Michael Catalini

President Obama is spending time in California, but he’s not in the Golden State for R & R. He’s raising money for his Democratic colleagues and simultaneously mending his relationship with them after focusing on his own campaign in 2012.

The president won’t face voters again, but his fellow Democrats will. If Obama intends to pass the presidential baton to a Democratic successor, then boosting the economy and safeguarding the United States are top priorities.

But there are some troubling signs for the president on those fronts. Here are three that could cause Obama some political heartburn.

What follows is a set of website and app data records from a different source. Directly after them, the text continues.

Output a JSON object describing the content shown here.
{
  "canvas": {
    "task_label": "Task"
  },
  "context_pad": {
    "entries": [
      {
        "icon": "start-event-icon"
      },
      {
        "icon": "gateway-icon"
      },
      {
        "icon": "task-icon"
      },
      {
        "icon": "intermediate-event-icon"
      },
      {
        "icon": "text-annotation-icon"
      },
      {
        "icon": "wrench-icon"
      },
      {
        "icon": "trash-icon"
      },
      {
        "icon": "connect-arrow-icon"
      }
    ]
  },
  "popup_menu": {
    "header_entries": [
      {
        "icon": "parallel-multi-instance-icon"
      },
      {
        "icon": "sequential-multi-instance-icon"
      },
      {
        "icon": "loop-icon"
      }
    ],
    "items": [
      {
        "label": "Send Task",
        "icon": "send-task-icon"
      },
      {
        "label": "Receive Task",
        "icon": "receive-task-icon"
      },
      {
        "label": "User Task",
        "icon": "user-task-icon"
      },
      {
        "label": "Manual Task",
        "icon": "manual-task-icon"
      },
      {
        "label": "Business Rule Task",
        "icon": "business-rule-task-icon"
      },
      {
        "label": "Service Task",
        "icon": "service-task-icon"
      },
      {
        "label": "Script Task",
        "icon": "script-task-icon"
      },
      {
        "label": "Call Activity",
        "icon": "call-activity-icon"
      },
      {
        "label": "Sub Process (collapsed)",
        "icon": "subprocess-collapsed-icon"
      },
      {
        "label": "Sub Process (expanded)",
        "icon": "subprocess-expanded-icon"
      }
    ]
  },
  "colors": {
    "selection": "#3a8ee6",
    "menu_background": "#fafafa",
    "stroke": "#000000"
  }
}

Marquricia Murray with her daughter Eleana Orta at a job fair in Miami. (AP Photo/Lynne Sladky)

1. The Economy: Unemployment claims have hit a four-month high, according to the Labor Department.  In raw terms, claims jumped to 385,000, an increase of 28,000 over the previous week’s figure. Here’s the Associated Press on why this could be happening:

“Applications are a proxy for layoffs. The recent increases could suggest that companies are cutting jobs, possibly because of steep government spending cuts that began on March 1. Other reports have pointed to that possible trend, although most economists have said that any reductions are likely temporary.”

The March unemployment rate came out Friday, and it wasn't pretty. The US economy added 88,000 jobs in March, falling well short of expectations, while the unemployment rate dropped to 7.6%. There are other perilous signs about the economy for the president. Economic confidence is at its lowest point since December and the underemployment rate, a combination of the unemployed plus people who are employed part-time but looking for full-time work, is at 17.6 percent, according to a pair of recent Gallup surveys. Plus, at this point in his second term, Obama can't blame George W. Bush for economic stagnation.

North Korean army officers rally in downtown Pyongyang. (AP Photo/Jon Chol Jin)

2. North Korea: The reclusive regime's saber rattling is growing louder and with it the political risk for the president. As you’d expect, Republicans criticize the president’s strategic patience, but anything that can be cast as reticence to act in the face of North Korea’s belligerence carries political risk, especially when considering that 83 percent of Americans say the regime’s nuclear weapons are a critical threat.

But the administration seems to be doubling down on its strategic-patience approach. Just this week, as Kim Jong Un authorized North Korea’s military to use nuclear weapons against the United States after the U.S. deployed stealth bombers to the South, the Pentagon is now saying it will tone down its rhetoric. "We accused the North Koreans of amping things up; now we are worried we did the same thing," one Defense Department official said, according to CNN

The Affordable Care Act is still a political lightning rod, even as it's being implemented. (Richard A. Bloom)

3. Obamacare: Obama's health care law will be a huge part of his legacy, and as its provisions begin to take effect, he has a lot on the line. While the president is betting the legislation will help insure more Americans, his critics are banking on a worst-case scenario in which red tape and higher rates could fuel a political backlash for Democrats. A CNN/ORC poll conducted in November showed 51 percent of Americans opposed the law while only 42 percent favored it. A Gallup survey conducted after the Supreme Court’s ruling to uphold most of the law showed that 46 percent of Americans—a plurality—thought the legislation would be harmful to the economy.